|Constance Markiewicz, Co-Organizer of the 1916 Easter Rebellion, First Woman Elected to the British |
House of Commons (1918)
As Roads readers are aware, the impact and history of the Great War extends far beyond the battlefields themselves. The war spawned social upheaval and provided an opportunity for others to make their stand. One of the most famous opportunistic risings was Dublin’s Easter Rising of 1916. That rising is well chronicled in Great War literature, but Women of the Irish Rising: A People’s History approaches it from a new perspective. Author Michael Hogan has skillfully woven the women’s story into that of the overall rising and the Great War in general.
More than other authors of some tomes on the subject, Hogan delves beneath the surface of a nationalistic rising to illustrate the disparate movements that brought it to a boil. There were human rights activists; think Sir Roger Casement, Erskine and Molly Childers; socialists, remember James Connolly; the Celtic revivalists, consider Joseph Plunkett; suffragettes, Margaret Frances Skinnider; labor organizers such as Helena Molony among the multitude of militant activists. Hogan also illustrates how the Great War influenced the rising, more so than the impact the rising had on the war, probably because it was negligible.

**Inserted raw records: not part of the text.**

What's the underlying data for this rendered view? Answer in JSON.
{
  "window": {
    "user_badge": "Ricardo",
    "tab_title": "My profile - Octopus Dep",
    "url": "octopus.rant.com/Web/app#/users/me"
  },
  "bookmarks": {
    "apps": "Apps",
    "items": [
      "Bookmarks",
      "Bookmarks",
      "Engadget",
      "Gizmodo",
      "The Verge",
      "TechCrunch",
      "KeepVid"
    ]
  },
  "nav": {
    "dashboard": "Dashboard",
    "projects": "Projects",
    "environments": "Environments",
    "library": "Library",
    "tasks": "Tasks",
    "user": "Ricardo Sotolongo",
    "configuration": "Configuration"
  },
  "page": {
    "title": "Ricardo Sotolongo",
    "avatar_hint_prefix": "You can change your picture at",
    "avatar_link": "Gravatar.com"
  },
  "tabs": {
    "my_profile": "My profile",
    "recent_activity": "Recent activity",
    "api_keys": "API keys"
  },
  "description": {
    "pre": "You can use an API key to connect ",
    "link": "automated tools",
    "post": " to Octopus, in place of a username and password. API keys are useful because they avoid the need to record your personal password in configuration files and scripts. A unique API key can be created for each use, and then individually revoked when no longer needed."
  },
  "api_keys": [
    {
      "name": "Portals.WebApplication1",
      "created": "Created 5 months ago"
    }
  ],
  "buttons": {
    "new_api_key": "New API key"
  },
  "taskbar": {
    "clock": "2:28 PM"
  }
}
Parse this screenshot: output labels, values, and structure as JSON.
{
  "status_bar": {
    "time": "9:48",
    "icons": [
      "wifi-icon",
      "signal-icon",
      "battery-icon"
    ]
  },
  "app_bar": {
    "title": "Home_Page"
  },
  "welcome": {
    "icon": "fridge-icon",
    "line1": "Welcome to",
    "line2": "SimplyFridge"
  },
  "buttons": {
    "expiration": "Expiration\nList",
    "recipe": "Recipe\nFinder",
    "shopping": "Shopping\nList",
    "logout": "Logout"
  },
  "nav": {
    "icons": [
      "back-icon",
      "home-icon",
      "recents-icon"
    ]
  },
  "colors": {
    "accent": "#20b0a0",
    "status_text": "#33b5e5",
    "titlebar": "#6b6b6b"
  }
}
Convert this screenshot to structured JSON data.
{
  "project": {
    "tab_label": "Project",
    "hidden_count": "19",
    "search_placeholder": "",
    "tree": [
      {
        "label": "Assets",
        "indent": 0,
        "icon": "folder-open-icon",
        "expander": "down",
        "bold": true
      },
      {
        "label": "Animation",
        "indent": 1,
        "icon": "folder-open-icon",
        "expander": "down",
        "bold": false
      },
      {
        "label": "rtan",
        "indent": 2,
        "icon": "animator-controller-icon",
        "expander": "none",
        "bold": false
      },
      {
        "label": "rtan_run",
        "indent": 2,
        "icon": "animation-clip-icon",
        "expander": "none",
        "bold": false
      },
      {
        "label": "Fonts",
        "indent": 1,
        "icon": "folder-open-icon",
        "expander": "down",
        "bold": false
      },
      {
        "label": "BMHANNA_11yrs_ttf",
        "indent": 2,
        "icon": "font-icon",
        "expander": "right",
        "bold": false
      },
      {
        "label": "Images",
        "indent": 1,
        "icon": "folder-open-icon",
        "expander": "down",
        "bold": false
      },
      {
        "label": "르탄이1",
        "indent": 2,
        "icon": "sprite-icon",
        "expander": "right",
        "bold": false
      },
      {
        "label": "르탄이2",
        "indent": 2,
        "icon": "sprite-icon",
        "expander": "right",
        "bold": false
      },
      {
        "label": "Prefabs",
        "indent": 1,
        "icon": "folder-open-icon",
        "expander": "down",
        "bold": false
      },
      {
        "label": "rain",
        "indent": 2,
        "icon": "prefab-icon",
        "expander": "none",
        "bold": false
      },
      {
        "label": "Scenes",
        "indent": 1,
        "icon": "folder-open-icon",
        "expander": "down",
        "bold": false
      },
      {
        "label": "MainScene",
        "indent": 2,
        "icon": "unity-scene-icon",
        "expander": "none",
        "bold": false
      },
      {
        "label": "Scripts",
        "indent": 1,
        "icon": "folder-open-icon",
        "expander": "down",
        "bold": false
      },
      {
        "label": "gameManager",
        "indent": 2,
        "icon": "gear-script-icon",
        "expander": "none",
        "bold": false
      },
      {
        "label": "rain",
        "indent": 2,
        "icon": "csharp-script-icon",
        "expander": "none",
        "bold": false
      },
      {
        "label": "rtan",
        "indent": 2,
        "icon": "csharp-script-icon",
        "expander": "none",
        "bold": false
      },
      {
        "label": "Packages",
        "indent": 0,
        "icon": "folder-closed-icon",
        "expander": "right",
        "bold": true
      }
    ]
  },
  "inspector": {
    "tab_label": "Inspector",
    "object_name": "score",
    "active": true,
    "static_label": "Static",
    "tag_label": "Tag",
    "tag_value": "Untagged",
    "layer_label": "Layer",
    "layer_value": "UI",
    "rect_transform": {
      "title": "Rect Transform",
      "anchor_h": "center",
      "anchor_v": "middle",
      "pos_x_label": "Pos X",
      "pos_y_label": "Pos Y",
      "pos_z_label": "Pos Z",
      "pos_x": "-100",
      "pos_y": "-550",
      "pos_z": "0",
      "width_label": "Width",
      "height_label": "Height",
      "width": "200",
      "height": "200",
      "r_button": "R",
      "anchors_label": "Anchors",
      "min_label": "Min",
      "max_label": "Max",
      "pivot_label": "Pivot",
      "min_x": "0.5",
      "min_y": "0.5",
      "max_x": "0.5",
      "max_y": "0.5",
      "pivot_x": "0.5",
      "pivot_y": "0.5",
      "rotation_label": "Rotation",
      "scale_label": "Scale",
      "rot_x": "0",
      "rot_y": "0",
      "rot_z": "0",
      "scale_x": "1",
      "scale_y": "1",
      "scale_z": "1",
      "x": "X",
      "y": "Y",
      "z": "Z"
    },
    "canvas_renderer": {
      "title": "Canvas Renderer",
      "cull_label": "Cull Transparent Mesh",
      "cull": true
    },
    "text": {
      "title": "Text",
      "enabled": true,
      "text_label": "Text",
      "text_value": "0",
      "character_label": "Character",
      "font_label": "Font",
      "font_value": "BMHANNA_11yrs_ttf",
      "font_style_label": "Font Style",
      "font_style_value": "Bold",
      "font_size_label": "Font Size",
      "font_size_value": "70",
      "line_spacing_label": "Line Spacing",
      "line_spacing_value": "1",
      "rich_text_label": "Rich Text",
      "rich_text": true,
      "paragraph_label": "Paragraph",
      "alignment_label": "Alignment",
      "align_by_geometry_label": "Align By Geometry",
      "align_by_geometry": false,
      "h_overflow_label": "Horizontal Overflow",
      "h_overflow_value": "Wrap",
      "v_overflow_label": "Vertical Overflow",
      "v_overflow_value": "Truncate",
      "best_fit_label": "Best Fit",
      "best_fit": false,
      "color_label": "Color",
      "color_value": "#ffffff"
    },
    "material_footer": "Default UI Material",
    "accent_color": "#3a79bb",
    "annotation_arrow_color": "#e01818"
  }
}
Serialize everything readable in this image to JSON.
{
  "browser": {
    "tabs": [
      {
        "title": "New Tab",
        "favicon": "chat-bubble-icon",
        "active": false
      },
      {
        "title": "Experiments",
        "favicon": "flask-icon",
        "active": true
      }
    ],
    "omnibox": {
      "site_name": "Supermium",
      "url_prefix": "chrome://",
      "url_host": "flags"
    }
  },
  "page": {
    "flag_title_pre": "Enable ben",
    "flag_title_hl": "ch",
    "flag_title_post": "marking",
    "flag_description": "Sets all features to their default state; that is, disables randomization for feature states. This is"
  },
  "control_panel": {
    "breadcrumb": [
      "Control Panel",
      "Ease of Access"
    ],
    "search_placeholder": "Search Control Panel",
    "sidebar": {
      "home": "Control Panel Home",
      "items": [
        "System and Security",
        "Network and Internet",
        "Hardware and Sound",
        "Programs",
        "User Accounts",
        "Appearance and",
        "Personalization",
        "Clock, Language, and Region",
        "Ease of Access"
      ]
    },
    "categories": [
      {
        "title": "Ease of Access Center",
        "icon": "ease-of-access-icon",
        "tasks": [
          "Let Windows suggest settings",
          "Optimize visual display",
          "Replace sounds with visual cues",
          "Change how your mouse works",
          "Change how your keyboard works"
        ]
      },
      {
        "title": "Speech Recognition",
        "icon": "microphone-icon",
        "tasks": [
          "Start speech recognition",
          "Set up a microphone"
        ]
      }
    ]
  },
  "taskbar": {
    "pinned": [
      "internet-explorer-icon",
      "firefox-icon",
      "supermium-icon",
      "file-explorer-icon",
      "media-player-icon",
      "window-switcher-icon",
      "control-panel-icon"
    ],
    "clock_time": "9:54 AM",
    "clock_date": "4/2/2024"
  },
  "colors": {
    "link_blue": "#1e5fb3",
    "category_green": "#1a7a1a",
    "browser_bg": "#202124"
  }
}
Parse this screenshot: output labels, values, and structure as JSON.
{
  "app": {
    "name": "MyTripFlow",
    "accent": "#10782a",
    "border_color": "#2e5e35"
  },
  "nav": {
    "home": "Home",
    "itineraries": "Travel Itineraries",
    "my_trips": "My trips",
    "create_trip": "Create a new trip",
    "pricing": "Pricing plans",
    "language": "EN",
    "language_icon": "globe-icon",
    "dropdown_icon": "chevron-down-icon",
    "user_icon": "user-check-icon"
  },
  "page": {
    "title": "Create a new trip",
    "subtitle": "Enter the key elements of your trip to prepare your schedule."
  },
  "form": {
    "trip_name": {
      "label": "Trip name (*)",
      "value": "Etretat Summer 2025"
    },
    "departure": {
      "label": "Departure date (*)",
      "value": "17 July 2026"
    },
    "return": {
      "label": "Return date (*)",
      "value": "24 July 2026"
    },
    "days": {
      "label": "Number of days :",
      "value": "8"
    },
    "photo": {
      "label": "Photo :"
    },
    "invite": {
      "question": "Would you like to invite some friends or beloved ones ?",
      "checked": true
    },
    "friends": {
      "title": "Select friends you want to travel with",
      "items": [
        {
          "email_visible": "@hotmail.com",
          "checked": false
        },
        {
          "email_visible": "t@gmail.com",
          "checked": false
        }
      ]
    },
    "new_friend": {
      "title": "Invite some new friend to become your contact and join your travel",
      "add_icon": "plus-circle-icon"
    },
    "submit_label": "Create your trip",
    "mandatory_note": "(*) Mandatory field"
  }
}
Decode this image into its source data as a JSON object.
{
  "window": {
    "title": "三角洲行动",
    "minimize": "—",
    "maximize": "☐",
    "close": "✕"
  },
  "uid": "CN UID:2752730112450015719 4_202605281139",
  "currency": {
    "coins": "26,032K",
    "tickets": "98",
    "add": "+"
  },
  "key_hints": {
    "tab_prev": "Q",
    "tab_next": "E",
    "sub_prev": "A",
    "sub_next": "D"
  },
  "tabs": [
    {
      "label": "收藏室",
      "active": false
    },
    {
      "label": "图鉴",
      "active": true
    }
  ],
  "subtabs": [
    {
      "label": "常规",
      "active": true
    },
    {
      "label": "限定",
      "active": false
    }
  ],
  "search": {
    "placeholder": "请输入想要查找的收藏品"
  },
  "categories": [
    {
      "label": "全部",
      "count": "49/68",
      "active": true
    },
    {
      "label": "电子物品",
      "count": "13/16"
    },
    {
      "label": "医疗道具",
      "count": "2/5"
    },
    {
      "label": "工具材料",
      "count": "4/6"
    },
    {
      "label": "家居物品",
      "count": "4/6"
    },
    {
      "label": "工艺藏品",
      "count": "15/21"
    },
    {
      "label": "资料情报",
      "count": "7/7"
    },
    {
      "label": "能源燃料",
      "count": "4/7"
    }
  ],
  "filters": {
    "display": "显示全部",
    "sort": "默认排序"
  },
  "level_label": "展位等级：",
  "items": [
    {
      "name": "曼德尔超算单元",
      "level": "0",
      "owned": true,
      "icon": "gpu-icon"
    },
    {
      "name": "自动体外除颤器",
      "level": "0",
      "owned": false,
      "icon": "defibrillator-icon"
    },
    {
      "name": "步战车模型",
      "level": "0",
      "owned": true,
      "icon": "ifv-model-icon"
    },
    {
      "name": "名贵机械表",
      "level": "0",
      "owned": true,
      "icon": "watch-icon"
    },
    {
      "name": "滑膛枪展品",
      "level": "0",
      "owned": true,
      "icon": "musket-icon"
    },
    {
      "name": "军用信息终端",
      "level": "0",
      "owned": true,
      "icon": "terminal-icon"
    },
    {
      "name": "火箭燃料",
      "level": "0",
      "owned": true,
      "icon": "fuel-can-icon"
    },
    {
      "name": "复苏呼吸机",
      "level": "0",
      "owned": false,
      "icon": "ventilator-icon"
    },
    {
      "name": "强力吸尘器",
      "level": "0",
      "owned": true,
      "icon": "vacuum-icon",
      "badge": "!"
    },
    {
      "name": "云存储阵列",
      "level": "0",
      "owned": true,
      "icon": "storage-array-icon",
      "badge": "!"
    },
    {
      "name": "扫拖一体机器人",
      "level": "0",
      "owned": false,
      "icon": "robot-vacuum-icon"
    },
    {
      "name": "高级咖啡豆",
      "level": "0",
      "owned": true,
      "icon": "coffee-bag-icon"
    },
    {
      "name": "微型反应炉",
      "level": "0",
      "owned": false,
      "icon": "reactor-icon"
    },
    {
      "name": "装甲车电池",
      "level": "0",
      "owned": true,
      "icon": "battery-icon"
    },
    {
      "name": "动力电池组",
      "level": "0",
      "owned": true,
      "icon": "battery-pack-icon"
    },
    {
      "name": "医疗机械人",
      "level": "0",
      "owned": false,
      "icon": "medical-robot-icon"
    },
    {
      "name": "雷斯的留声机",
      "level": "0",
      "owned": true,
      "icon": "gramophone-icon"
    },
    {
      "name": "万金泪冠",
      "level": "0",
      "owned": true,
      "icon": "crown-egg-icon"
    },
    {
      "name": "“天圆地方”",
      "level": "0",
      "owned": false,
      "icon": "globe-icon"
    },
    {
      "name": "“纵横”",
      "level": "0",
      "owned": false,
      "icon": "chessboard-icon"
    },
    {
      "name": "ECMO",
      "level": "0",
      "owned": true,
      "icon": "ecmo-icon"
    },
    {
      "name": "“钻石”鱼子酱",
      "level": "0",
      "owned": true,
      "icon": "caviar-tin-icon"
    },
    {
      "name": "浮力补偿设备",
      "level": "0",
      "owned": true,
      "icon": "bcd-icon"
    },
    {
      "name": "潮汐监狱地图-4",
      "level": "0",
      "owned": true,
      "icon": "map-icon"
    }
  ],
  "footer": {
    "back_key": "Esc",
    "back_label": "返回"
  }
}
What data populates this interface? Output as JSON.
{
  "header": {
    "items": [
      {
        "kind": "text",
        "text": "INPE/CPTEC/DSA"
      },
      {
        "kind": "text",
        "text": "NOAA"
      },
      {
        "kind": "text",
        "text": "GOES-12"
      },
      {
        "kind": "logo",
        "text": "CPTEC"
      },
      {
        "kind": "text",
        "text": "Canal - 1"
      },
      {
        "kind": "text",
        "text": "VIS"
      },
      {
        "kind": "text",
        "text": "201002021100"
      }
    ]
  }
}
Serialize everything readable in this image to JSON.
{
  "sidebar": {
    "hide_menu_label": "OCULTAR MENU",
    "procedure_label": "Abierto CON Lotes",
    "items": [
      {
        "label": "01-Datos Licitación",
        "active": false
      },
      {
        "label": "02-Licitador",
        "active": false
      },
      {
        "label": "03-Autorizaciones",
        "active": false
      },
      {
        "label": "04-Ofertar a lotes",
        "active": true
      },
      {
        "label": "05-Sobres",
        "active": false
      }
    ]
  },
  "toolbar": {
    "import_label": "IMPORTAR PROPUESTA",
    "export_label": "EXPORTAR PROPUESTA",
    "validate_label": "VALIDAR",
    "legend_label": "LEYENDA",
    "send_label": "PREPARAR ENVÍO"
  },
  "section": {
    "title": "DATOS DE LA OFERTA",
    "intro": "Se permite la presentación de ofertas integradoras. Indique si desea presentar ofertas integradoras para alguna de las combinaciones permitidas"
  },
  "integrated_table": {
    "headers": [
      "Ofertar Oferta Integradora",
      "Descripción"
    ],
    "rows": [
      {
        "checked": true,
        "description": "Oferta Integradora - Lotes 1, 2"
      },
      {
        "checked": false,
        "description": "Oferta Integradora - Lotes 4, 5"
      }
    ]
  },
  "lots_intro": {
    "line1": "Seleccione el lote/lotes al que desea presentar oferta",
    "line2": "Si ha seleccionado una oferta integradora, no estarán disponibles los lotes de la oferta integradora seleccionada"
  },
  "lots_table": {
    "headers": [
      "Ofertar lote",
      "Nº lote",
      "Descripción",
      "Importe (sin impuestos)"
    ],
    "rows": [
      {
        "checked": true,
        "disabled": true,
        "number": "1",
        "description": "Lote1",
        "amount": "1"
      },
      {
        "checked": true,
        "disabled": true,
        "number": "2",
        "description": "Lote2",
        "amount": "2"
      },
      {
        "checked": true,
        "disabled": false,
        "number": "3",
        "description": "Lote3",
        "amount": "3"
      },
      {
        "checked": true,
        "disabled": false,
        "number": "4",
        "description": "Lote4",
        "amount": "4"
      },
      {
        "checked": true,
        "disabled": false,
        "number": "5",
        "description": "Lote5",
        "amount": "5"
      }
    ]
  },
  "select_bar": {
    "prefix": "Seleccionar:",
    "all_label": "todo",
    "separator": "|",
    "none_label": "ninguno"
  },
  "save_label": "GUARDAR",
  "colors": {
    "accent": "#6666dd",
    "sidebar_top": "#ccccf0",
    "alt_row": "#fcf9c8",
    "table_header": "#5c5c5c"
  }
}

The women played a variety of roles including gun shooting warriors in the line, messengers, commissary provisioners, medical workers and whatever needed to be done. Some names are familiar, such as Countess Constance Markiewicz, some, like Nora Connolly, daughter of commander James, were associated with leaders, while others are more obscure, Dr. Kathleen Lynn being an example. It seems that women were more involved in the rising than in many insurrections, reflecting, perhaps both their enthusiasm for the cause and the need for aid from any possible source. Even so, the contrast between James Connolly’s admission of women to his command and their exclusion by other commanders is striking.
|Margaret Skinnider (Center) Served as a Sniper and Was Wounded Three Times During the Easter Rebellion|
The book does not end with the surrender. The characters and movements that played roles in the rising are followed to the ends of their lives and into the present day. The historiography of the rising is an interesting reflection rarely found in histories. The text is supplemented by photos, maps, and a bibliography that is most helpful. One thing I really like about the footnotes is the liberal citation of websites with URLs for easy access. The appendices contain a list of known women in the rising, pictures and descriptions of rising related flags and plays, poems and songs of the rising. This work is short, 270 pages in total but, despite my extensive readings on the Easter Rising, I learned new facts about it from these pages. The documentation of the Curragh Mutiny and Sir Roger Casement’s negotiations in Germany place the rising in both local and worldwide streams of history.
I enjoyed Women of the Irish Rising and learned much from it. It encouraged me to look up some of those websites found in the footnotes and to read further. I recommend it both to those seeking an introduction to the rising and more seasoned students looking for a new perspective on this unlikely front in the Great War.
Excellent review of a very interesting book. The connection between the Uprising and the First World War is something we need to be more aware of. Thank you, Jim.ReplyDelete